The Galapagos Giant Tortoise is now considered to comprise 17 species, five of which are extinct. This is Chelonoidis nigrita, Santa Cruz Giant Tortoise on a private ranch where a over a dozen were lounging and feeding.

This Scinax quinquefasciatus, Fowler's Snouted Treefrog appears to be common in the moister highlands of Santa Cruz. There was one in our bathroom in the hotel, and two were on the keyboard of the piano in the restaurant when I lifted its cover. It is introduced, and who knows what effects it has had on the ecosystem.

It’s amazing how fearless the animals are.

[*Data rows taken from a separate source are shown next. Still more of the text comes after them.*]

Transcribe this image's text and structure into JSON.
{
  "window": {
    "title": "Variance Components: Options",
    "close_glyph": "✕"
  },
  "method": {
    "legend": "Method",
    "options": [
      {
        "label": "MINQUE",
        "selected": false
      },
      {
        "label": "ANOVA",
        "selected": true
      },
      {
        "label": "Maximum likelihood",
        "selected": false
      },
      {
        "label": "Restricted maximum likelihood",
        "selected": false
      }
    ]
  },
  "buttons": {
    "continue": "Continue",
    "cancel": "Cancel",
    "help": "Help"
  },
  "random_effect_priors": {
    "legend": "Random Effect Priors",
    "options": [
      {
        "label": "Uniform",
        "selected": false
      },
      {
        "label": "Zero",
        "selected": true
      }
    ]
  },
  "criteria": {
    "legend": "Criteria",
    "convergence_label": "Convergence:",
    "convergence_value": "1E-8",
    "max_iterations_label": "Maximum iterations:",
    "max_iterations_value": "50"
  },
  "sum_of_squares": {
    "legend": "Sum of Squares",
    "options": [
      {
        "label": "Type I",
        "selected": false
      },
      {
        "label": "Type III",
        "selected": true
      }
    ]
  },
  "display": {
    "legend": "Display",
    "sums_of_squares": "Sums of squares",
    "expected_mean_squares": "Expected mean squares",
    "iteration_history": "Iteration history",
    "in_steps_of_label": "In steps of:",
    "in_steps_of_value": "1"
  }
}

On Santa Fé, we chose a spot well away from the Galapagos Sea Lions to put our shoes on. Then this one came on the beach and insisted on walking right through our group, as if we were merely bushes in the way.

One of my participants was a moth enthusiast (with a yard list in England of a couple hundred species). So it was fun to find two endemics, however tiny. This is Aetole galapagoensis, Galapagos Saltbush Moth, with it’s highly modified third pair of legs.

This colorful one is Atteva hysginiella, Galapagos Bitterbush Moth.

New for me was this tiny grasshopper, Sphingonotus fuscoirroratus, an endemic band-winged grasshopper. I’ve now seen half of the eight grasshoppers here, all endemic.

Dennis Paulson identified this Erythemis vesiculosa, Great Pondhawk for me which was on the farm with the tortoises; it was the first one I’ve seen here, and I’ve seen it also in southern Florida and NE Brazil – obviously a very wide-ranging species.

There are several endemic darkling beetles in the genus Blapstinus, which I think this one is, probably requiring microscopic inspection to identify to species.

Argiope argentata, Silver Garden Spider is a very widespread species. Spiders that spread on gossamer threads can populate even most remote islands around the globe.

This small orbweaver with a tubular house in the middle of its web is Metepeira desenderi Baert 1987, an endemic. I contacted Baert himself to get confirmation on some of my spider IDs.

This is Selenops mexicanus, Mexican Flatty, apparently introduced, and only recently reclassified as this species (originally thought to be an endemic).

One of two endemic scorpions and still the only one I’ve seen, this is Hadruroides galapagoensis, Galapagos Scorpion.

The introduced pest Polistes versicolor, Yellow Paper Wasp.

Many plants are endemic: Lecocarpus pinnatifidus, Wing-fruited Lecocarpus.

Opuntia echios var. echios, Giant Prickly Pear (this variety only on Santa Fé, where it presumably has extra tall trunks to avoid predation by the long-necked tortoises, which are sadly long extinct.)

Passiflora colinvauxii, Colinvaux's Passion Flower

Others are more widespread, found on the nearby dry coasts of southern Ecuador and Peru or even Central America. Maytenus octogona, Leatherleaf (family Celastraceae).

I would like to get to know the ferns better, as there are many species here, though not many endemic (12 out of 131). I was glad to have figured out this Phlebodium pseudoaureum, Blue Rabbit's Foot Fern, as it’s the species that the Vegetarian Finch was eating on our first day.